Requirement: The answer must be every line below that holds the word "title".

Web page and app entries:
= Beginning of Section =
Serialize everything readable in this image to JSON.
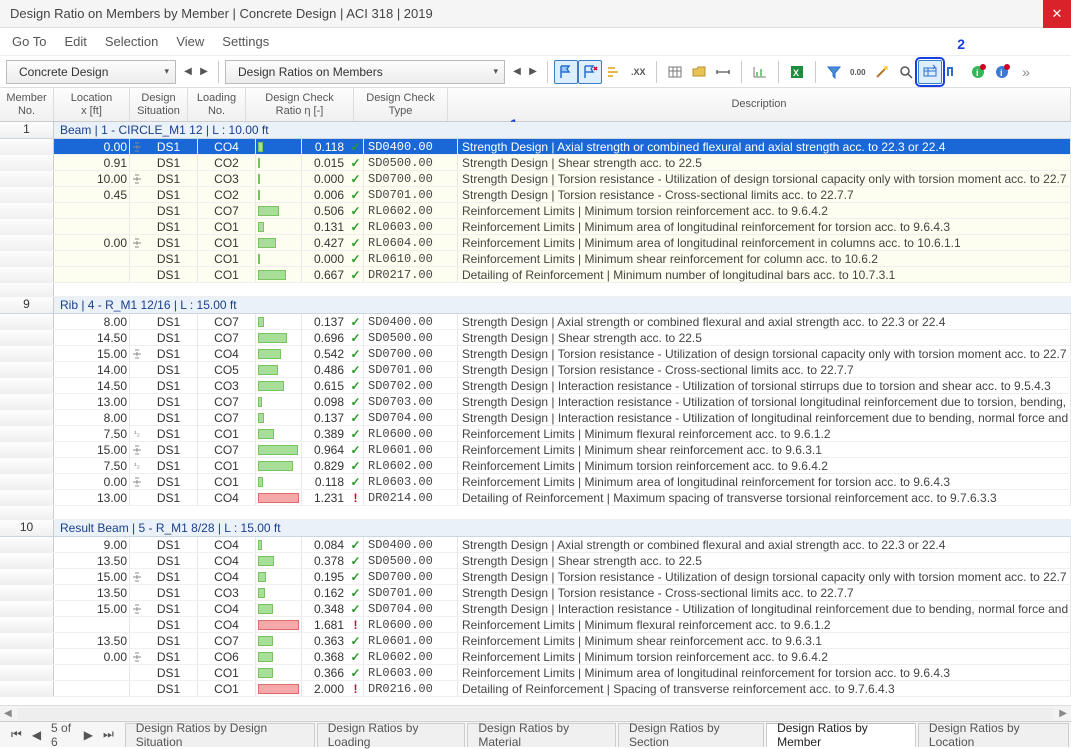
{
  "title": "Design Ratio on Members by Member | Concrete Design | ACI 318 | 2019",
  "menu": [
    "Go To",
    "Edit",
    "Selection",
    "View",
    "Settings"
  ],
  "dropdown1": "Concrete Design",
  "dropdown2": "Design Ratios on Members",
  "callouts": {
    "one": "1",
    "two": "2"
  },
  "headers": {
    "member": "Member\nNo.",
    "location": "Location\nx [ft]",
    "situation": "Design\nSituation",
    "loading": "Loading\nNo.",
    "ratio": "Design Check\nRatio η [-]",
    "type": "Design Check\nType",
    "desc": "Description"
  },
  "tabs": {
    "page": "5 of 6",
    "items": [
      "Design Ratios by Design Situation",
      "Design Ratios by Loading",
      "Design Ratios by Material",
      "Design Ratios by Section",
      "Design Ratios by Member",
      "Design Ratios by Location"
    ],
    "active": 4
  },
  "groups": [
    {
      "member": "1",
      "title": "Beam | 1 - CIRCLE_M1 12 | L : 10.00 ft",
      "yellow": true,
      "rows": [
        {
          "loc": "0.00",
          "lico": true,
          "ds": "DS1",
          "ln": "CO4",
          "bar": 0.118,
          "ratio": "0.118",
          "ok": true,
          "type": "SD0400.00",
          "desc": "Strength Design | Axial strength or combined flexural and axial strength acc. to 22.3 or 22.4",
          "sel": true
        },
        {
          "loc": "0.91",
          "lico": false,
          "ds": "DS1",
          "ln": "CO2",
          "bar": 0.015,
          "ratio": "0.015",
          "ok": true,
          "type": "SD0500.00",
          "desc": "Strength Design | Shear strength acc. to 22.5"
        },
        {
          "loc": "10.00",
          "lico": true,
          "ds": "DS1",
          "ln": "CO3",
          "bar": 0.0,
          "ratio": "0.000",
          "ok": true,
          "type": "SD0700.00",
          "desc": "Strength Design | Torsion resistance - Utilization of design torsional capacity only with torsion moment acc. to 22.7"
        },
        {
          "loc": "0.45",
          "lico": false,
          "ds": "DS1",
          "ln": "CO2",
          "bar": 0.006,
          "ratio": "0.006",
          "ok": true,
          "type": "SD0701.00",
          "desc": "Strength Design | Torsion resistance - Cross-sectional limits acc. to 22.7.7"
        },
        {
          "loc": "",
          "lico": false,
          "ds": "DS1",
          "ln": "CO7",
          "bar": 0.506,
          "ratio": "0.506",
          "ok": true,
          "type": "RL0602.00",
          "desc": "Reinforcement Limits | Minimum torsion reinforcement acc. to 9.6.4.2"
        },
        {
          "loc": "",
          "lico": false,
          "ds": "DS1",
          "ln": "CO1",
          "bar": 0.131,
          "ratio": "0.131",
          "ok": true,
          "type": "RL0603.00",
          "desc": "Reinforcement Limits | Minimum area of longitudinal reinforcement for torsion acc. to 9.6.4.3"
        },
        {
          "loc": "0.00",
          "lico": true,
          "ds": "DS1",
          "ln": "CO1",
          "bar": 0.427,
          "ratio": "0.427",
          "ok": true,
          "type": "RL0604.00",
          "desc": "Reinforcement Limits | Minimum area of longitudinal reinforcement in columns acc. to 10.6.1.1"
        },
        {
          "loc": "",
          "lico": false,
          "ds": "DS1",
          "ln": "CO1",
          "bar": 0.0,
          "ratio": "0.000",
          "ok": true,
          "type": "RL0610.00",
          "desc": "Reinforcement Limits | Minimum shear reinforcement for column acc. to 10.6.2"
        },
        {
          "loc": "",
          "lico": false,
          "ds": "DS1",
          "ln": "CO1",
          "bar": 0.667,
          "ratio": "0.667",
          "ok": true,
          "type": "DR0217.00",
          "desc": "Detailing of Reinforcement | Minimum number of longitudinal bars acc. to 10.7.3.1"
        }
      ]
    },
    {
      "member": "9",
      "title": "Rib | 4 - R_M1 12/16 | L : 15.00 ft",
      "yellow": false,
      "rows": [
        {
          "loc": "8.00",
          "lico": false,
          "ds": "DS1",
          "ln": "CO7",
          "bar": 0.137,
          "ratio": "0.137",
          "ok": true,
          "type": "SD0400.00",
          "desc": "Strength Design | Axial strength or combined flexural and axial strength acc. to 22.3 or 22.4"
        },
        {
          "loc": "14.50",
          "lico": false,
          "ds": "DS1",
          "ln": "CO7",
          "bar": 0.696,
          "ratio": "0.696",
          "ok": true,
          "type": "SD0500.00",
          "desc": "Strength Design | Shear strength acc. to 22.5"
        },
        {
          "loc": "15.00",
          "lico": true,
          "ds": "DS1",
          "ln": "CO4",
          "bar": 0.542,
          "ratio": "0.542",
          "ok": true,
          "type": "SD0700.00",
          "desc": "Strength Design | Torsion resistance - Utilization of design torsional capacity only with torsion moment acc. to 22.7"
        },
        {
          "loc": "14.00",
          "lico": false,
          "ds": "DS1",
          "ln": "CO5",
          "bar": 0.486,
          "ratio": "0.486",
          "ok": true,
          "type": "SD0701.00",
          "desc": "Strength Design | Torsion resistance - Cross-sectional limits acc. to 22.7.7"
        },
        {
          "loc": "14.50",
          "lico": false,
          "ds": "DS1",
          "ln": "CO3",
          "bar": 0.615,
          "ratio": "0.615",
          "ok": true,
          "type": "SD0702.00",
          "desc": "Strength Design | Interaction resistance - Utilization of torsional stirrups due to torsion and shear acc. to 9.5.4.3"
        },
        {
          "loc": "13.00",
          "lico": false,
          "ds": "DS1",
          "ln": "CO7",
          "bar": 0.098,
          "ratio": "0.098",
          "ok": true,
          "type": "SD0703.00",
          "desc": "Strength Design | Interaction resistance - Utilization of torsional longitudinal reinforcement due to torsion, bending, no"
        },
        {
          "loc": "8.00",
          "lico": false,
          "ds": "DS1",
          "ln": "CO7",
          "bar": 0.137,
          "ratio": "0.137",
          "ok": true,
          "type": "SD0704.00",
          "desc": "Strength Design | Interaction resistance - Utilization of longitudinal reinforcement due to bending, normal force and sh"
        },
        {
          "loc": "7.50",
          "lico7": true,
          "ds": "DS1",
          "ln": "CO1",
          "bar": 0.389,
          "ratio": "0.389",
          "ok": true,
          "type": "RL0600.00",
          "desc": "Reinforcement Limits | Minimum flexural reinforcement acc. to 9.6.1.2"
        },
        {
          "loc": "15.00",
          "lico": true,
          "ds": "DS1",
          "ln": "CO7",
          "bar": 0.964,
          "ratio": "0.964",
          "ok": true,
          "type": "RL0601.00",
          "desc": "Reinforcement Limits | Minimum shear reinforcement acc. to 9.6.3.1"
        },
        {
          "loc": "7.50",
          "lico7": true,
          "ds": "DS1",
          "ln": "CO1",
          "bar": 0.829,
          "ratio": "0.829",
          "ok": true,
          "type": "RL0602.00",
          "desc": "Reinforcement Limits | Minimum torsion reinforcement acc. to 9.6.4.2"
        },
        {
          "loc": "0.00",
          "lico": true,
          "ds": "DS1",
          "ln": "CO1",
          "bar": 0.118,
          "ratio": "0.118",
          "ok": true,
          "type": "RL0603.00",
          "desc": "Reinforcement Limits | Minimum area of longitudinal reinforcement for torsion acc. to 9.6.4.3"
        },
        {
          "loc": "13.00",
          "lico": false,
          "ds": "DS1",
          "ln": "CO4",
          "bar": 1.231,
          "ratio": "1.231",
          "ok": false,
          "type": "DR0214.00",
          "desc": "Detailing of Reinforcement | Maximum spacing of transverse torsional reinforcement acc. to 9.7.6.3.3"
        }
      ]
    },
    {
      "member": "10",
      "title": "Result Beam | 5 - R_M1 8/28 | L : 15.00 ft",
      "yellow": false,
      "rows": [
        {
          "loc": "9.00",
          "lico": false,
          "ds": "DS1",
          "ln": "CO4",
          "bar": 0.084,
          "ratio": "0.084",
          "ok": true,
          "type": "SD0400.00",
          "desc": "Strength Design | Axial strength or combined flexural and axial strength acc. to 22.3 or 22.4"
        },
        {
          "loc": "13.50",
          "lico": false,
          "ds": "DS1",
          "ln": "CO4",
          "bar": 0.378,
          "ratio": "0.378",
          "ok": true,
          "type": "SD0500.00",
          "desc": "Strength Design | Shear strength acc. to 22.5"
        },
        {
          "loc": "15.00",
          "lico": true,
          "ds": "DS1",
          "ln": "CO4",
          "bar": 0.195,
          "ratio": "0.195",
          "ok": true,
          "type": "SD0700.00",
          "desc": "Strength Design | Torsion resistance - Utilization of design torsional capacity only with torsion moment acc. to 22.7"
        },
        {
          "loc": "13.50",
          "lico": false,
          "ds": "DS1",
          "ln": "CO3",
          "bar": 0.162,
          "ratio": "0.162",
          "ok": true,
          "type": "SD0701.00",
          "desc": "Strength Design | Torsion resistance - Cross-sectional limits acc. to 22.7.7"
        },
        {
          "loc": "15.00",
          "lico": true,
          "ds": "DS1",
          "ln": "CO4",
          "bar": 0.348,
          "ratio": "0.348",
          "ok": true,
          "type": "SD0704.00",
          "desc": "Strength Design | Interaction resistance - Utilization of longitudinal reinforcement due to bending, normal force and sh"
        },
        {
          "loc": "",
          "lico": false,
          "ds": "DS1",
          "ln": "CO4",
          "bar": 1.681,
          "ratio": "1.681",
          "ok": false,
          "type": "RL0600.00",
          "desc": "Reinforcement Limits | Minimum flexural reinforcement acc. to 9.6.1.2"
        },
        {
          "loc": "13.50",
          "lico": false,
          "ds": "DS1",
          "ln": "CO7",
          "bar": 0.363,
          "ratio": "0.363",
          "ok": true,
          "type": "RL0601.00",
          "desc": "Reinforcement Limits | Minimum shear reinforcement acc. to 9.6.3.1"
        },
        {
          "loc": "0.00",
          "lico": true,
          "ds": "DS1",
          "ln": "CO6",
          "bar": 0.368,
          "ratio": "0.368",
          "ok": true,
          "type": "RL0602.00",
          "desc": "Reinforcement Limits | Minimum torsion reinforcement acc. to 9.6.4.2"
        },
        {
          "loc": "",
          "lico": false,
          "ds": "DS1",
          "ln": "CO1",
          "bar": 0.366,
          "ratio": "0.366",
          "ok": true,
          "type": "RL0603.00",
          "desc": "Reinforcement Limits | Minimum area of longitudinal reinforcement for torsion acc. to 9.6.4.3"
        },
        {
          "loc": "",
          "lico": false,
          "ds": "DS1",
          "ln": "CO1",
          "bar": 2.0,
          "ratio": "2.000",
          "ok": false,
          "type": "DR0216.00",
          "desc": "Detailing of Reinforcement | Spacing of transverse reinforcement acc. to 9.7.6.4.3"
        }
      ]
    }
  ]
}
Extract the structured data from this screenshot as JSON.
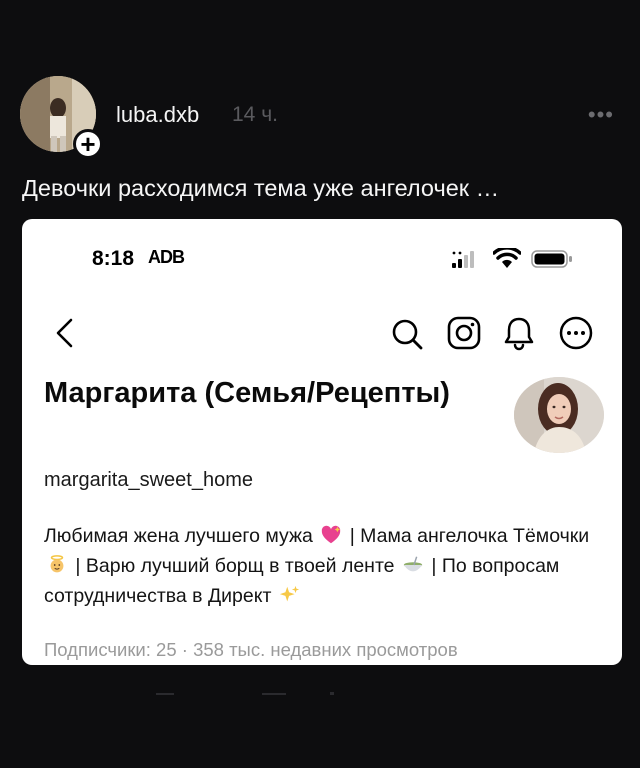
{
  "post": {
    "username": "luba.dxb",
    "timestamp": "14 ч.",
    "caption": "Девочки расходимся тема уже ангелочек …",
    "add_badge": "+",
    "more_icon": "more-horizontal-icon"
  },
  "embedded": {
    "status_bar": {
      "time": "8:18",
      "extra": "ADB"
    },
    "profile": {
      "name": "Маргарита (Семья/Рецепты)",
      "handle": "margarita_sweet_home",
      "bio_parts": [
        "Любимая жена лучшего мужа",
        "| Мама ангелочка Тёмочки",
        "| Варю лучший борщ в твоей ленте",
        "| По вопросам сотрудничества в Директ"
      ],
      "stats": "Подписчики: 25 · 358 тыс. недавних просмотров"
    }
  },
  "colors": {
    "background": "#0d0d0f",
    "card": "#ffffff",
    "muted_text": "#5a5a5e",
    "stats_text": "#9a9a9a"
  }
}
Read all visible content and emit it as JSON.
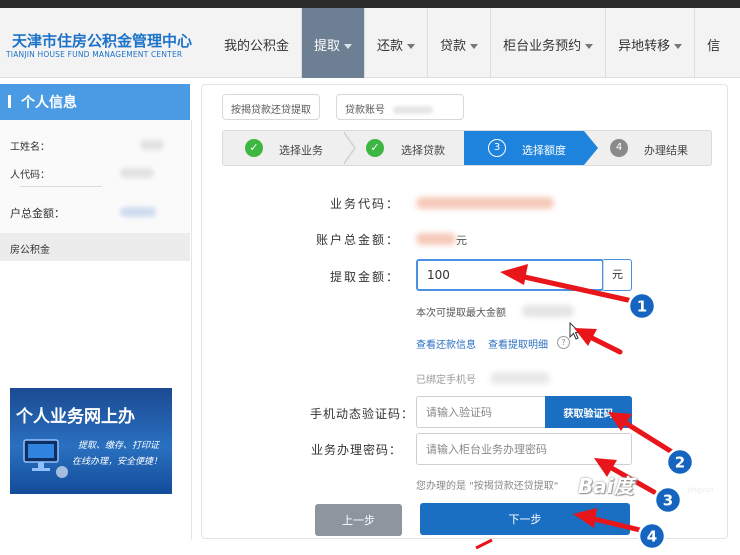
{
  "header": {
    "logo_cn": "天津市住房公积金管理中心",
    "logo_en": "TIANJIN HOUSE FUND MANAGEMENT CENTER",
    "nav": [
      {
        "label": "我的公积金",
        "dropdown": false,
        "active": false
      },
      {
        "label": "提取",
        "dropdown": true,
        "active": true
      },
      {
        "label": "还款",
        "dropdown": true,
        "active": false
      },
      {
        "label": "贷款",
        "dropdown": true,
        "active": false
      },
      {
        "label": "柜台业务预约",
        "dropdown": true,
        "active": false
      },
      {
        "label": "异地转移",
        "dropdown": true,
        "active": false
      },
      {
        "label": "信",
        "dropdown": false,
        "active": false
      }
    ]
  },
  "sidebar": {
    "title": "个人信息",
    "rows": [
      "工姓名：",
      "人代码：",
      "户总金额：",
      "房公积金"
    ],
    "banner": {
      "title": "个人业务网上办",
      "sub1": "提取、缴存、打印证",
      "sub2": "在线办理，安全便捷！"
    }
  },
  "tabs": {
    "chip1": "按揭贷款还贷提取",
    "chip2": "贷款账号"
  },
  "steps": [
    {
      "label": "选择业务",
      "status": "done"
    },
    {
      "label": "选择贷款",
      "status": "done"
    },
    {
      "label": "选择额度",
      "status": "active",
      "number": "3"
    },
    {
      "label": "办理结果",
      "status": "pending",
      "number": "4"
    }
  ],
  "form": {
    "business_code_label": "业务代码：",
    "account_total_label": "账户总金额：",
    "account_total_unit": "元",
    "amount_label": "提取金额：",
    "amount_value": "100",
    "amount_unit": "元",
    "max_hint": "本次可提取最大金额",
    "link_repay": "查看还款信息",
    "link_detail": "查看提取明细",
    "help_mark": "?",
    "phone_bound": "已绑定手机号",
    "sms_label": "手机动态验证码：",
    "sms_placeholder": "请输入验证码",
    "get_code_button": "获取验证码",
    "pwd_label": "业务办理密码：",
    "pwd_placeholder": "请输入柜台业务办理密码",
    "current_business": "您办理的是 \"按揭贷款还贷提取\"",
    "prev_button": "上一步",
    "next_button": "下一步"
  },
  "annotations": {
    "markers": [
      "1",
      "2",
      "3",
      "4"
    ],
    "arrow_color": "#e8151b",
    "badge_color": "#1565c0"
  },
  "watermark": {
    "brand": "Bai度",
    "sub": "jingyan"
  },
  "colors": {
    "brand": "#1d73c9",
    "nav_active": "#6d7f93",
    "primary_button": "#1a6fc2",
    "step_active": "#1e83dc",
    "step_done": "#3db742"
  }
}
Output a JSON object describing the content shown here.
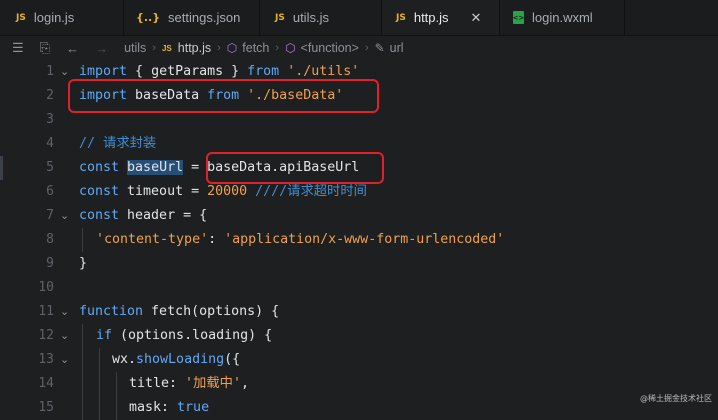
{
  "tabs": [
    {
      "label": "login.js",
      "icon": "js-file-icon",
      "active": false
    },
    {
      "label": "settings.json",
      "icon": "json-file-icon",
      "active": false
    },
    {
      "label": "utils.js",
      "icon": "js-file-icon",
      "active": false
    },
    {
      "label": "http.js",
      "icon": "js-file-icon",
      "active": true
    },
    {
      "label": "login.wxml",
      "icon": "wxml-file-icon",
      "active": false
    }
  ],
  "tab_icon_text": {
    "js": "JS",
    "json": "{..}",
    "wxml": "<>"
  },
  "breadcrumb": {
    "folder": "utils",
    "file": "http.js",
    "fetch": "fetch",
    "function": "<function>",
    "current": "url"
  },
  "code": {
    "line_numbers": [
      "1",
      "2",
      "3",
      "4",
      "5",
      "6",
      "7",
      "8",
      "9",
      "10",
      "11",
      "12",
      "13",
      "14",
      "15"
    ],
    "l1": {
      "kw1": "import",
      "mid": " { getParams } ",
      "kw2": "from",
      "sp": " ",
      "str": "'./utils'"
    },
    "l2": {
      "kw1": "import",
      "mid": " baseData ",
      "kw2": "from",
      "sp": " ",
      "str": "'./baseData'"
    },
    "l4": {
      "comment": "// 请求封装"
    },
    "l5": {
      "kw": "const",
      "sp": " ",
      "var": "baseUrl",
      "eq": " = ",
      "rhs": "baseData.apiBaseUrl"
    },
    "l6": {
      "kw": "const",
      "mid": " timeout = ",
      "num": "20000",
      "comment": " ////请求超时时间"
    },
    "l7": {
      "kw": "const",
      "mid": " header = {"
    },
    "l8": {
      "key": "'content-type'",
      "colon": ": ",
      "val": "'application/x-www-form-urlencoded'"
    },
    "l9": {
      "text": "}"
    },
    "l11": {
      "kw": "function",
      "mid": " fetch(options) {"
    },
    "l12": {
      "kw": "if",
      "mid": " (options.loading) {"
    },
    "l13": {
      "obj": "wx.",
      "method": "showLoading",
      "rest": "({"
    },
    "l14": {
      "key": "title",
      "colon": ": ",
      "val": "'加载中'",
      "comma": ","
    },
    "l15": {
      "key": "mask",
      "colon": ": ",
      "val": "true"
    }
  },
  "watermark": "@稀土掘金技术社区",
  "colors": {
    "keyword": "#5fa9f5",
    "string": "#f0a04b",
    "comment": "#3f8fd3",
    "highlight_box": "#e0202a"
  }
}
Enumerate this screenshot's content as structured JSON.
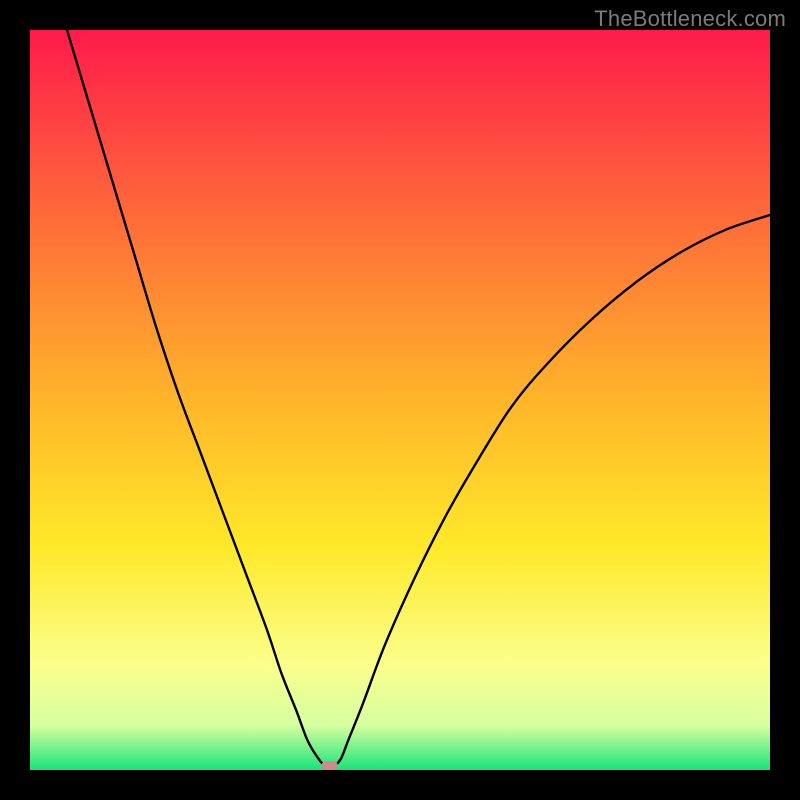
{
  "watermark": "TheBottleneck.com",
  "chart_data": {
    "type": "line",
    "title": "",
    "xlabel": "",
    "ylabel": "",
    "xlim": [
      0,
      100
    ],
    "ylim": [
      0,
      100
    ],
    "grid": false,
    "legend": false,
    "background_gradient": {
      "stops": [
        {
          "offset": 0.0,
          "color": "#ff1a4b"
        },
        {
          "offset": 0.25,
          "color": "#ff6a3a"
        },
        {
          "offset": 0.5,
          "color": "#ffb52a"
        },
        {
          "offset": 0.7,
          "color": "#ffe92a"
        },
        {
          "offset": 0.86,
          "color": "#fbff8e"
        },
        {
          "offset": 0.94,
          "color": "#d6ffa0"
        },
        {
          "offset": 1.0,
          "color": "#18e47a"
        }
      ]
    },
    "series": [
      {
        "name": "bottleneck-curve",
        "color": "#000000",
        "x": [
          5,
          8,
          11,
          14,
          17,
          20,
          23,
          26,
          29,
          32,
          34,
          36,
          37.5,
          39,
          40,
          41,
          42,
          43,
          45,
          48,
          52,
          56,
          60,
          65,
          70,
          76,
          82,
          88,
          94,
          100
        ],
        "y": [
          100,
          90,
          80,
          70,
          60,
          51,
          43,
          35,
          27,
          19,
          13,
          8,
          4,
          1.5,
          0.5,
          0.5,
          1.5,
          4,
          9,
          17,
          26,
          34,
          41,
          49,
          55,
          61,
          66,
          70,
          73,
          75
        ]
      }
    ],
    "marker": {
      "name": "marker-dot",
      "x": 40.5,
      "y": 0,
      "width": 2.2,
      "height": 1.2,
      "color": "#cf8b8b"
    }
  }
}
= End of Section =
Exercise solution:
  "title": "Design Ratio on Members by Member | Concrete Design | ACI 318 | 2019",
      "title": "Beam | 1 - CIRCLE_M1 12 | L : 10.00 ft",
      "title": "Rib | 4 - R_M1 12/16 | L : 15.00 ft",
      "title": "Result Beam | 5 - R_M1 8/28 | L : 15.00 ft",
    "title": "个人信息",
      "title": "个人业务网上办",
      "key": "title",
    "title": "",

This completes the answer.